Pure launches Linux-powered radio

Pure, the British company best known for its DAB digital radios, has launched its first radio capable of receiving internet stations along with an iTunes-like web-based media portal it has dubbed the Pure Lounge'.

The Evoke Flow has integrated Wi-Fi to connect to the wealth of internet radio stations, as well as providing access to online services such as the BBC's Listen Again content and podcasts, and standard DAB and analogue FM broadcasts.

Colin Crawford, director of marketing for Pure, said internet radio had failed to take off so far as it lacked an 'iconic product such as the iPod". However, he said that Pure has delayed bringing an internet radio to market as it wanted its product to be a device that "acknowledged that the online source was two way."

Immediately from launch users will be able to sync favourite stations from the radio with the Lounge portal site, which will be hosted at www.thelounge.com.

Crawford also said that there would be additional services coming online by the end of the year such as the ability to purchase a track direct from the radio as it was being played, and tagging', whereby additional information about an artist or track could be pushed to the online portal.

David Harold, spokesman for Imagination Technologies, Pure's parent company, told IT PRO that the whole Evoke Flow platform was Linux based.

"The radio is powered by our Meta CPU that is multithreaded, enabling it to split itself between running RISC and DSP functions, polling the button inputs and running the underlying Linux OS," he said.

He added that Pure had chosen Linux specifically because it wants to tap the potential of open source.

"We may later choose to expose the Linux platform fully, enabling others to add widgets and other extras. We didn't want to go with a closed, proprietary system."

The Evoke Flow will be available from September at an SRP of 150.

Benny Har-Even

Benny Har-Even is a twenty-year stalwart of technology journalism who is passionate about all areas of the industry, but telecoms and mobile and home entertainment are among his chief interests. He has written for many of the leading tech publications in the UK, such as PC Pro and Wired, and previously held the position of technology editor at ITPro before regularly contributing as a freelancer.

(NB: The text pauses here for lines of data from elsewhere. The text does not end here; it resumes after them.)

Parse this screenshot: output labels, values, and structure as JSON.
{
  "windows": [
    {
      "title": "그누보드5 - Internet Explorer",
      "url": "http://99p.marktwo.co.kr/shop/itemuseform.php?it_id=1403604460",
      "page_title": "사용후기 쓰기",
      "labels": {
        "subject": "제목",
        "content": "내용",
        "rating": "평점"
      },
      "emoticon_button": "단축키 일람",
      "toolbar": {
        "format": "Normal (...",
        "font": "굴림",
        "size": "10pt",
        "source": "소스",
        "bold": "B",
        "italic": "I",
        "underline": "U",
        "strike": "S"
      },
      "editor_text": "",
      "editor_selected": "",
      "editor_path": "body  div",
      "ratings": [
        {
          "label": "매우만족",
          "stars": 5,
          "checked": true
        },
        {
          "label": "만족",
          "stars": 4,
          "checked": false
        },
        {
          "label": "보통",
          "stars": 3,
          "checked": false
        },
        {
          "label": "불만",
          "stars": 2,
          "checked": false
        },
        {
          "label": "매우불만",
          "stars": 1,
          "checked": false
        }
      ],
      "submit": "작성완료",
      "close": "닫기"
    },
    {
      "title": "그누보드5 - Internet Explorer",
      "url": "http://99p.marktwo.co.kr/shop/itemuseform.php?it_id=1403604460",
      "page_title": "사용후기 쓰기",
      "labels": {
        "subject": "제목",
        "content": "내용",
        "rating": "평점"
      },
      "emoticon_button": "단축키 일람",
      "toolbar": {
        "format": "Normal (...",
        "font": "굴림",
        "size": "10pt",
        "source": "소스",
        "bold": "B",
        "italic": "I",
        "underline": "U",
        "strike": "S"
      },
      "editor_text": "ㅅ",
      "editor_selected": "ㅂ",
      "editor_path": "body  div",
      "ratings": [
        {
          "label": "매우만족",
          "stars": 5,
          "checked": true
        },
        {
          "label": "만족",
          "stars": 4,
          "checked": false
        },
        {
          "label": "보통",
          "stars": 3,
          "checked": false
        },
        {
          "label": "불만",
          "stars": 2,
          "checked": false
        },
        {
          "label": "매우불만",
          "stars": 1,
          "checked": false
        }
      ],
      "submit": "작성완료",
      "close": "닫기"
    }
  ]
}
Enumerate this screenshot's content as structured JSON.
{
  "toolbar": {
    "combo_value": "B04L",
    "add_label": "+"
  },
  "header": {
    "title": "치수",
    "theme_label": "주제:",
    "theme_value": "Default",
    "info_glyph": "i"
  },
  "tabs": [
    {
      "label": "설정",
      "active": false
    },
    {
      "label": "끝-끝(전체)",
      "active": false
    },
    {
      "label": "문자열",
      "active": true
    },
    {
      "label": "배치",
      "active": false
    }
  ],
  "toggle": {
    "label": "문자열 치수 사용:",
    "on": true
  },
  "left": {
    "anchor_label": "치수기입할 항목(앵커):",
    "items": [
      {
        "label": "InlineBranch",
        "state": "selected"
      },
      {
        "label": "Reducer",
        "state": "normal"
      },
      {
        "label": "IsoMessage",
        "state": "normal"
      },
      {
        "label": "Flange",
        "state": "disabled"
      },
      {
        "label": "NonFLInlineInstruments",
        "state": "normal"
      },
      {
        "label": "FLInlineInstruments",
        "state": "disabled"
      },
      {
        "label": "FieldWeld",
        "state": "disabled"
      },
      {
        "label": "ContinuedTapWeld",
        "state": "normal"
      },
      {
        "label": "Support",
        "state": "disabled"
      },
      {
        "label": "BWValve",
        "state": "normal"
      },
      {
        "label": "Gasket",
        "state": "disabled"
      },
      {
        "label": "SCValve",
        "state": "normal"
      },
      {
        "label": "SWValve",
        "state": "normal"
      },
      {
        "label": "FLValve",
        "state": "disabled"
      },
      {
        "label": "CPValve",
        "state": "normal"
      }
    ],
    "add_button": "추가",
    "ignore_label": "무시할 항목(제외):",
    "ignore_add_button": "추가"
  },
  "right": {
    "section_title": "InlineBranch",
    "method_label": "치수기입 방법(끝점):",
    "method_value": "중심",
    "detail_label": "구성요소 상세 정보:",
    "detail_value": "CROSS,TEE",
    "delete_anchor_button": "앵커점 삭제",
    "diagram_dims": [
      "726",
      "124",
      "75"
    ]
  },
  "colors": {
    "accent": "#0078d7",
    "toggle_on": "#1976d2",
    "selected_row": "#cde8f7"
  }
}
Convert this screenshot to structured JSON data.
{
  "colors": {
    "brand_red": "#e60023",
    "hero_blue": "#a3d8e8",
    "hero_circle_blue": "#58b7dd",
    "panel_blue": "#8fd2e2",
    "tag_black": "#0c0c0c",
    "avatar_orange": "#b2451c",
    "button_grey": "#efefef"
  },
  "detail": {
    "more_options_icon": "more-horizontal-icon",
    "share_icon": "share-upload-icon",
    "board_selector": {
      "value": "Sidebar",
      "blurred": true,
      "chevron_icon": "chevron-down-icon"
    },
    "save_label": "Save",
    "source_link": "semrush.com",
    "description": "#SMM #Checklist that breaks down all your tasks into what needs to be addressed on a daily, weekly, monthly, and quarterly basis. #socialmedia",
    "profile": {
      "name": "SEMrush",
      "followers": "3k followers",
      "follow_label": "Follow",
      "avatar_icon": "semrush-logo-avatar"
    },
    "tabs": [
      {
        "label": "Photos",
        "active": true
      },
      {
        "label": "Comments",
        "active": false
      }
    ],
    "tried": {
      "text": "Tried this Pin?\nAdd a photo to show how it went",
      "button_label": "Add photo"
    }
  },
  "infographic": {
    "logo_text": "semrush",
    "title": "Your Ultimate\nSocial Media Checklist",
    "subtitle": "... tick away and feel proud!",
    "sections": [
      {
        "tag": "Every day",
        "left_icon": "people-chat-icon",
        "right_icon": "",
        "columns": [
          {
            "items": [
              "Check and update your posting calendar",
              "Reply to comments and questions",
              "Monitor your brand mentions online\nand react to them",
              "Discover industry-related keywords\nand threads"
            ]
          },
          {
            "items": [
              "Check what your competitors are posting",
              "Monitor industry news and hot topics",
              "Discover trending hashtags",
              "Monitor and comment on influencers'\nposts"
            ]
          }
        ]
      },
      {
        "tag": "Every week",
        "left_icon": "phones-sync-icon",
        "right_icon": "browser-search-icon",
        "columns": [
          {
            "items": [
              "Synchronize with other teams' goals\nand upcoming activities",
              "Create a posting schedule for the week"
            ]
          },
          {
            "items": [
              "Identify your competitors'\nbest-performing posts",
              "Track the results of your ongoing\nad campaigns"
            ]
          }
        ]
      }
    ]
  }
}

Known affectionately as a ‘geek’ to his friends, his passion has seen him land opportunities to speak about technology on BBC television broadcasts, as well as a number of speaking engagements at industry events.